Work required: The word "content" marks the lines to find; copy every such line from the data below.

Data supplied:
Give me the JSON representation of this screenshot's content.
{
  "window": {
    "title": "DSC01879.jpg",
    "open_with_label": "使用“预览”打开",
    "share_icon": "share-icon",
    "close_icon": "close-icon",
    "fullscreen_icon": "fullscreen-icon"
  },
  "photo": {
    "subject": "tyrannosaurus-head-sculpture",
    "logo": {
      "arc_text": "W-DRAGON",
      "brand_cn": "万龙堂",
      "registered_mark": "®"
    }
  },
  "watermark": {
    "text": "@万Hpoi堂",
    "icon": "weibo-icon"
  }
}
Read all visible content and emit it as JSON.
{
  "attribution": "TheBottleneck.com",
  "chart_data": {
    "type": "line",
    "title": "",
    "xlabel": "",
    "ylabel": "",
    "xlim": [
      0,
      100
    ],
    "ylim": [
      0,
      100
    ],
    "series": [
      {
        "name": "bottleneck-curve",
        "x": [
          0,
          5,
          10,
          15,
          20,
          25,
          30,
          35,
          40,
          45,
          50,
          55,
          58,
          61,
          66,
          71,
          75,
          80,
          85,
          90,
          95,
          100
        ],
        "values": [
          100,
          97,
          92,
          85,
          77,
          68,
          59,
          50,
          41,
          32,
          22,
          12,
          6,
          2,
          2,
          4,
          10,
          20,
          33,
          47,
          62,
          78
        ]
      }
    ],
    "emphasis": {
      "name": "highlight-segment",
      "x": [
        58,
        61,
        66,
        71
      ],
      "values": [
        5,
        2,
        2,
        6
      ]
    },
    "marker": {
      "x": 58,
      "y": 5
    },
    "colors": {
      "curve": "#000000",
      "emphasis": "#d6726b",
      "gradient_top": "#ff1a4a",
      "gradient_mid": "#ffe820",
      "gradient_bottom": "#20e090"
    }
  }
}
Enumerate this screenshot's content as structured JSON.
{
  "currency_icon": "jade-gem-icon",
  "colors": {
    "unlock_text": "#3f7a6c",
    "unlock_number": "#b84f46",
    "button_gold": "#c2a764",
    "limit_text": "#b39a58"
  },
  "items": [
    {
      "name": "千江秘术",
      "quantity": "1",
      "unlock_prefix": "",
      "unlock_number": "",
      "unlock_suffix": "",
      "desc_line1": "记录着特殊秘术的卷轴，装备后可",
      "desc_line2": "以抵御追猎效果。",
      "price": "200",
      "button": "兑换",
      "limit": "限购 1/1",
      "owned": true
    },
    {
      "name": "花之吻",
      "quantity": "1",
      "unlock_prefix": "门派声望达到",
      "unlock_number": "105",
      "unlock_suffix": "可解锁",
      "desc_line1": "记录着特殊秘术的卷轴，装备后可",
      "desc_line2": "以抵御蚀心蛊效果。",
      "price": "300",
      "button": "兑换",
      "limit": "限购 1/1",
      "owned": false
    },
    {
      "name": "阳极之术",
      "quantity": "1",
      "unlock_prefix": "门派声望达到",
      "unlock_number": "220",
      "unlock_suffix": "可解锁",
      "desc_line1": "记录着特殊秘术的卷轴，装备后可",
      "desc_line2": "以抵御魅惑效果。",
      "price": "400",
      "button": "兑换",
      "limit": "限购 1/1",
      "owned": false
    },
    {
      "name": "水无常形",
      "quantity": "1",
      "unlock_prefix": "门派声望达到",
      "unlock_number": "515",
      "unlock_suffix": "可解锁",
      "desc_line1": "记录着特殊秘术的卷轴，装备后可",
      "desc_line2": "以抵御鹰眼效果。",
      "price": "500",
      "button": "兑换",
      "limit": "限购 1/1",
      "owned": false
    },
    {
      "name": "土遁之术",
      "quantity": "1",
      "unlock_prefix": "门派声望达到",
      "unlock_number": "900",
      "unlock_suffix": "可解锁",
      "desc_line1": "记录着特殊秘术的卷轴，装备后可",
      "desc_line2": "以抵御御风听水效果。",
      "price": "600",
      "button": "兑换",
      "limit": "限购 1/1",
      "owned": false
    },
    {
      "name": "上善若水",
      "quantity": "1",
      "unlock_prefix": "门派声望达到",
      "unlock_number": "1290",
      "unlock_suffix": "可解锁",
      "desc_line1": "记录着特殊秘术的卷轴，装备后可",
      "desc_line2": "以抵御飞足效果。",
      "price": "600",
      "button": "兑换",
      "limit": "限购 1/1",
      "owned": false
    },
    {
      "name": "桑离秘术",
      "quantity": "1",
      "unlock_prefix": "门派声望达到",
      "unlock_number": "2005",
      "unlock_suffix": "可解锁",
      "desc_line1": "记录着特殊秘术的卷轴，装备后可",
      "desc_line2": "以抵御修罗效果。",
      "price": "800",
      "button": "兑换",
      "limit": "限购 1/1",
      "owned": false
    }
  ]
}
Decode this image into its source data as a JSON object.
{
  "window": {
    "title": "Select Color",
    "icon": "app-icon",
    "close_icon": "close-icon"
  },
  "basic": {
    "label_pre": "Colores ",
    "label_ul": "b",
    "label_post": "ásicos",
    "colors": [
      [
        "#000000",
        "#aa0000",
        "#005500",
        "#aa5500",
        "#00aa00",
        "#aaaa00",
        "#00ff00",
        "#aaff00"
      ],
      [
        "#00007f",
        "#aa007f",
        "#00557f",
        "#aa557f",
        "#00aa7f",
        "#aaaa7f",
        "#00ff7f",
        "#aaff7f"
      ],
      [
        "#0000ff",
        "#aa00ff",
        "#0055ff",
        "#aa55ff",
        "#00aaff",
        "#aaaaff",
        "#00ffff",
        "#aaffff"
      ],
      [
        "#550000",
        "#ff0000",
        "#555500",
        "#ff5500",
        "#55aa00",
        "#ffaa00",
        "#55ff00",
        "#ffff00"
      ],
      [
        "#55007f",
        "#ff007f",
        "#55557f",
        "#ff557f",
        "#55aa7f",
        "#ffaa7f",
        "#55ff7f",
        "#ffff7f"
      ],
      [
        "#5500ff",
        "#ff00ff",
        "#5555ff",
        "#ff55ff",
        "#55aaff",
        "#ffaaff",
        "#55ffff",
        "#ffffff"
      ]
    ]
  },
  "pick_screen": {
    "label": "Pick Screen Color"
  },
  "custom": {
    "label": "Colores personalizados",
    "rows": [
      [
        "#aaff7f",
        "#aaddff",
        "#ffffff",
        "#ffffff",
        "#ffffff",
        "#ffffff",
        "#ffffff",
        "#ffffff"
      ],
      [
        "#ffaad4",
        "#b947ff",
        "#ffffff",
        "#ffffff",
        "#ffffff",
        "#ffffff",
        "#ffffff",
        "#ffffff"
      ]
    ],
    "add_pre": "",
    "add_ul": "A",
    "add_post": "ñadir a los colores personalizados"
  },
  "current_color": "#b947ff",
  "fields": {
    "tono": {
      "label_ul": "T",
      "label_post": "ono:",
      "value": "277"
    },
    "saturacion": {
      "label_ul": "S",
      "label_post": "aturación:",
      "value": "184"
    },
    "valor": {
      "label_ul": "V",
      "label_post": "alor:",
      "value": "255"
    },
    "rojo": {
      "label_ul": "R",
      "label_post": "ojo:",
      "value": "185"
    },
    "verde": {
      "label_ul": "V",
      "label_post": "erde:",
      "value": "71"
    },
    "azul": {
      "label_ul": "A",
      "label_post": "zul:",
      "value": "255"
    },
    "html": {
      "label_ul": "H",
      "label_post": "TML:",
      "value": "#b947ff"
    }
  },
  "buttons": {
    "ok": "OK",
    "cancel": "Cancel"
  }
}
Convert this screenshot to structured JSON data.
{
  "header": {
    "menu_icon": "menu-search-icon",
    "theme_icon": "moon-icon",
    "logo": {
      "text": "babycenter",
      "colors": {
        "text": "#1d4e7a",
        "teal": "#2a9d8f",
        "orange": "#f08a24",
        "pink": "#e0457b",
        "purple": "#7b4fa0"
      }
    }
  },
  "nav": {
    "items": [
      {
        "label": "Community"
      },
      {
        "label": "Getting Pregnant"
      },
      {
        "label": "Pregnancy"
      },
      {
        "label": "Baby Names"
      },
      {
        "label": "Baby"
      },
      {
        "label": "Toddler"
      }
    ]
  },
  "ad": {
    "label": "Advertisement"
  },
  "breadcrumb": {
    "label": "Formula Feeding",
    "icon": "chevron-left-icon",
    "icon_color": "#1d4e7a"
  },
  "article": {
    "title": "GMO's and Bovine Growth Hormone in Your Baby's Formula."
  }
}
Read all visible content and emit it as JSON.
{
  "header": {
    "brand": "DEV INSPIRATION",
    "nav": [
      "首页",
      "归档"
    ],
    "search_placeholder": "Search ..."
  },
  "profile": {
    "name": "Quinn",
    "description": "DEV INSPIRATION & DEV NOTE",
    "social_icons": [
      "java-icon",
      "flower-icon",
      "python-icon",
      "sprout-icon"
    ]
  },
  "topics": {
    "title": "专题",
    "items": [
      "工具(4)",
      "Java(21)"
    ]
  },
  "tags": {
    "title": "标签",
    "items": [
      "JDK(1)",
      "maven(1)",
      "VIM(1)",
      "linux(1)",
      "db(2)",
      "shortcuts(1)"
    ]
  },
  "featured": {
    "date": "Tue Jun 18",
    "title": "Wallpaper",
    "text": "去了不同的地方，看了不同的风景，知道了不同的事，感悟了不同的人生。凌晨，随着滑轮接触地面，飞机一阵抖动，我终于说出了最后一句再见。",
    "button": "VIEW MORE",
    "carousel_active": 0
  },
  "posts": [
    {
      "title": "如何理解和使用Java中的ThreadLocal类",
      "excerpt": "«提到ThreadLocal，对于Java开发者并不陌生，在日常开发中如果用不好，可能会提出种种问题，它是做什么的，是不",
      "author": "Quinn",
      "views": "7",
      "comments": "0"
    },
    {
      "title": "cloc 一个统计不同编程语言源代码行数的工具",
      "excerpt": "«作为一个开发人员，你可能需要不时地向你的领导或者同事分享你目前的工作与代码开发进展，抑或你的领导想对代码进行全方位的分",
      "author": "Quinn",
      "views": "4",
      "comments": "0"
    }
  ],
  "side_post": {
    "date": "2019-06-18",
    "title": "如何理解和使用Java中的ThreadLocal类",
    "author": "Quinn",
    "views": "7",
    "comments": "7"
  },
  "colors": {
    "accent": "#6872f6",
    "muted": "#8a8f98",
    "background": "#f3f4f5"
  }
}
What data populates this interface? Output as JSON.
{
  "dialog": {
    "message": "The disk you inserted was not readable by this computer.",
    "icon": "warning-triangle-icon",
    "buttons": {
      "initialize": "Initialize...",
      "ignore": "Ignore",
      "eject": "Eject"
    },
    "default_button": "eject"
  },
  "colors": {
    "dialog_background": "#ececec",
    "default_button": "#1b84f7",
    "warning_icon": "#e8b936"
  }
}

Solution:
Give me the JSON representation of this screenshot's content.
Read all visible content and emit it as JSON.
Enumerate this screenshot's content as structured JSON.
Read all visible content and emit it as JSON.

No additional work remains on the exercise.